On the more traditional end, the film hews closer to the codes of popular silent filmmaking than Eisenstein ever did during the actual silent era: he has his actors emoting in silent, static and stereotypical ways, from the foppish Kurbsky (Mikhail Nazvanov) to the virginal Anastasia (Liudmilla Tselikovskaya), from the masculine crone Efronisia (Serafima Birman) to the ruddy muzhik Maliuta (Mikhail Zharov). Each could very well be a stock character from a 1920s melodrama, and each looks positively old-fashioned compared to what else was happening in cinema in the 1940s. The protagonist is a harder nut to crack: Eisenstein and Cherkasov create an almost Shakespearean Ivan, a man prone to monologue rather than connection with his fellow humans, a creature of exaggerated gestures and inhuman expressions. Even as a fresh-faced youth he is isolated and hard to like, much less when he is effectively beaten down by circumstance into physical deformity.
By the end of the movie, Eisenstein is already pushing into troublesome territory.** It’s one thing to create a new myth of Ivan in a Party Memorandum, but any film that treats the facts of Ivan’s life eventually has to deal with his ongoing mental and physical decline. We might rationalize Ivan’s steady physical deterioration not as a reflection of moral deterioration but as a consequence of the enormous burden and personal suffering he takes upon himself as a servant of the People. We might say that. We might also say that Eisenstein regardless transforms his protagonist into an increasingly hunched, angular, almost crow-shaped monster. The final Ivan, cruel and crippled and black-bedecked, cuts a grotesque figure against the whiteness of snow and monastery walls. At this moment of greatest doubt, he is resurrected by the unanimous voice of The People who arise to support him. In the final sequence, he is become a tool of divine righteousness, albeit one with sunken cheeks and hollow, baggy eyes. When he accepts his role at the end of the film, it comes with a promise: he will be a terror of thunder and lightning.
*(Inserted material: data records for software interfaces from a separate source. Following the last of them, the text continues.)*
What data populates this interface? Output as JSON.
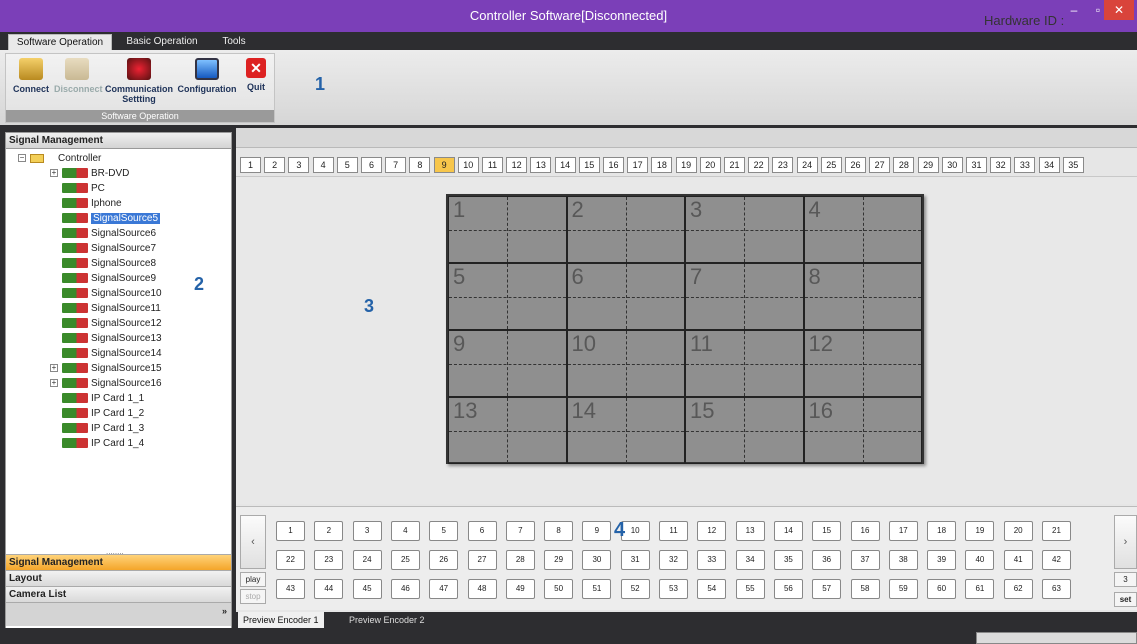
{
  "window": {
    "title": "Controller Software[Disconnected]"
  },
  "menu": {
    "tabs": [
      "Software Operation",
      "Basic Operation",
      "Tools"
    ]
  },
  "ribbon": {
    "buttons": [
      {
        "label": "Connect",
        "icon": "connect-icon",
        "enabled": true
      },
      {
        "label": "Disconnect",
        "icon": "disconnect-icon",
        "enabled": false
      },
      {
        "label": "Communication Settting",
        "icon": "communication-settings-icon",
        "enabled": true
      },
      {
        "label": "Configuration",
        "icon": "monitor-icon",
        "enabled": true
      },
      {
        "label": "Quit",
        "icon": "close-icon",
        "enabled": true
      }
    ],
    "group_label": "Software Operation",
    "hardware_id_label": "Hardware ID :"
  },
  "callouts": [
    "1",
    "2",
    "3",
    "4"
  ],
  "signal_panel": {
    "title": "Signal Management",
    "tree_root": "Controller",
    "items": [
      "BR-DVD",
      "PC",
      "Iphone",
      "SignalSource5",
      "SignalSource6",
      "SignalSource7",
      "SignalSource8",
      "SignalSource9",
      "SignalSource10",
      "SignalSource11",
      "SignalSource12",
      "SignalSource13",
      "SignalSource14",
      "SignalSource15",
      "SignalSource16",
      "IP Card 1_1",
      "IP Card 1_2",
      "IP Card 1_3",
      "IP Card 1_4"
    ],
    "selected": "SignalSource5",
    "bottom_tabs": [
      "Signal Management",
      "Layout",
      "Camera List"
    ]
  },
  "scene_tabs": {
    "labels": [
      "1",
      "2",
      "3",
      "4",
      "5",
      "6",
      "7",
      "8",
      "9",
      "10",
      "11",
      "12",
      "13",
      "14",
      "15",
      "16",
      "17",
      "18",
      "19",
      "20",
      "21",
      "22",
      "23",
      "24",
      "25",
      "26",
      "27",
      "28",
      "29",
      "30",
      "31",
      "32",
      "33",
      "34",
      "35"
    ],
    "active": "9"
  },
  "video_wall": {
    "cells": [
      "1",
      "2",
      "3",
      "4",
      "5",
      "6",
      "7",
      "8",
      "9",
      "10",
      "11",
      "12",
      "13",
      "14",
      "15",
      "16"
    ]
  },
  "encoder": {
    "buttons": [
      "1",
      "2",
      "3",
      "4",
      "5",
      "6",
      "7",
      "8",
      "9",
      "10",
      "11",
      "12",
      "13",
      "14",
      "15",
      "16",
      "17",
      "18",
      "19",
      "20",
      "21",
      "22",
      "23",
      "24",
      "25",
      "26",
      "27",
      "28",
      "29",
      "30",
      "31",
      "32",
      "33",
      "34",
      "35",
      "36",
      "37",
      "38",
      "39",
      "40",
      "41",
      "42",
      "43",
      "44",
      "45",
      "46",
      "47",
      "48",
      "49",
      "50",
      "51",
      "52",
      "53",
      "54",
      "55",
      "56",
      "57",
      "58",
      "59",
      "60",
      "61",
      "62",
      "63"
    ],
    "play": "play",
    "stop": "stop",
    "set": "set",
    "spin_value": "3",
    "prev": "‹",
    "next": "›"
  },
  "bottom_tabs": [
    "Preview Encoder 1",
    "Preview Encoder 2"
  ],
  "colors": {
    "titlebar": "#7b3fb8",
    "active_tab": "#f7c64b",
    "selection": "#3a78d6",
    "callout": "#2462a8"
  }
}
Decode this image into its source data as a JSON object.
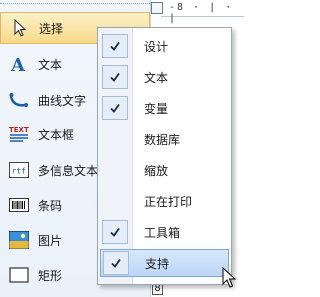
{
  "toolbox": {
    "items": [
      {
        "label": "选择",
        "icon": "arrow-cursor-icon",
        "selected": true
      },
      {
        "label": "文本",
        "icon": "text-a-icon"
      },
      {
        "label": "曲线文字",
        "icon": "curved-text-icon"
      },
      {
        "label": "文本框",
        "icon": "text-box-icon"
      },
      {
        "label": "多信息文本",
        "icon": "rich-text-icon"
      },
      {
        "label": "条码",
        "icon": "barcode-icon"
      },
      {
        "label": "图片",
        "icon": "picture-icon"
      },
      {
        "label": "矩形",
        "icon": "rectangle-icon"
      }
    ]
  },
  "ruler": {
    "text": "-8 · | · |"
  },
  "vruler": {
    "number": "8"
  },
  "context_menu": {
    "items": [
      {
        "label": "设计",
        "checked": true
      },
      {
        "label": "文本",
        "checked": true
      },
      {
        "label": "变量",
        "checked": true
      },
      {
        "label": "数据库",
        "checked": false
      },
      {
        "label": "缩放",
        "checked": false
      },
      {
        "label": "正在打印",
        "checked": false
      },
      {
        "label": "工具箱",
        "checked": true
      },
      {
        "label": "支持",
        "checked": true,
        "highlighted": true
      }
    ]
  },
  "icons": {
    "check": "checkmark-icon",
    "cursor": "mouse-pointer-icon"
  },
  "colors": {
    "highlight": "#bcd6f6",
    "selected_tool": "#f7d98a",
    "icon_blue": "#1f5fb0"
  }
}
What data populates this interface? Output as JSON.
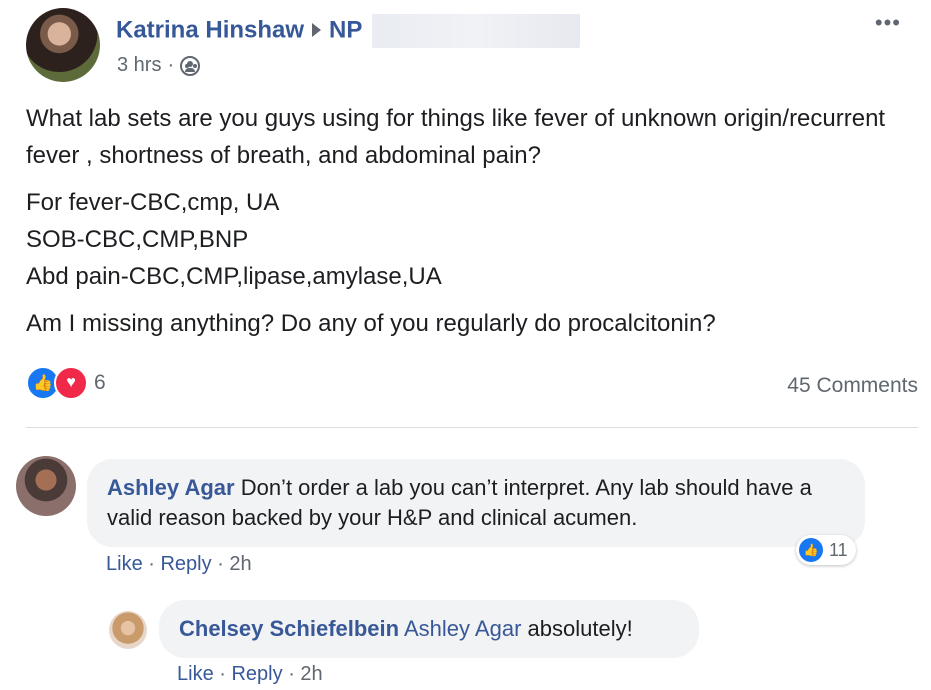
{
  "post": {
    "author": "Katrina Hinshaw",
    "group_prefix": "NP",
    "time": "3 hrs",
    "paragraph1": "What lab sets are you guys using for things like fever of unknown origin/recurrent fever , shortness of breath, and abdominal pain?",
    "list": [
      "For fever-CBC,cmp, UA",
      "SOB-CBC,CMP,BNP",
      "Abd pain-CBC,CMP,lipase,amylase,UA"
    ],
    "paragraph3": "Am I missing anything? Do any of you regularly do procalcitonin?",
    "reaction_count": "6",
    "comments_label": "45 Comments",
    "more_icon": "more-horizontal-icon",
    "privacy_icon": "group-icon"
  },
  "comments": [
    {
      "author": "Ashley Agar",
      "text": "Don’t order a lab you can’t interpret. Any lab should have a valid reason backed by your H&P and clinical acumen.",
      "like_label": "Like",
      "reply_label": "Reply",
      "time": "2h",
      "like_count": "11"
    },
    {
      "author": "Chelsey Schiefelbein",
      "mention": "Ashley Agar",
      "text": "absolutely!",
      "like_label": "Like",
      "reply_label": "Reply",
      "time": "2h"
    }
  ],
  "colors": {
    "link_blue": "#365899",
    "meta_gray": "#606770",
    "bubble_bg": "#f2f3f5",
    "like_blue": "#1877f2",
    "love_red": "#f0284a"
  }
}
Good news! If you haven’t seen this movie yet but want to, Mosfilm has kindly uploaded a very crisp transfer of Ivan the Terrible, both parts, for free on Youtube. The entire Mosfilm catalogue is worth looking through, with lots of classic films available.
* For more on Stalinist rehabilitation of Ivan IV, see David Brandenberger and Kevin M.F. Platt, “Terribly Pragmatic: Rewriting the History of Ivan IV’s Reign, 1937-1956,” in Epic Revisionism: Russian History and Literature as Stalinist Propaganda, ed. Platt & Brandenberger (U. of Wisconsin, 2006)
** Sure enough, ’twas part two where Eisenstein really ran into trouble, and the censors found it impossible to overlook the dramatization of Ivan’s battles with boyars as anything but a critique, implicit or explicit, of Stalinist terror: seems the summary executions hit a little too close to home.
This wasn’t the only great dramatization of Ivan the Terrible in Soviet cinema: for a great change of pace, everyone should seek out Leonid Gaidai’s classic 1973 film Ivan Vasil’evich Changes Professions, an adaptation of Mikhail Bulgakov’s long-banned play about a scientist whose time-travel machine accidentally causes his bumbling building superintendent to switch places with the 16th century tyrant. Various hijinks ensue.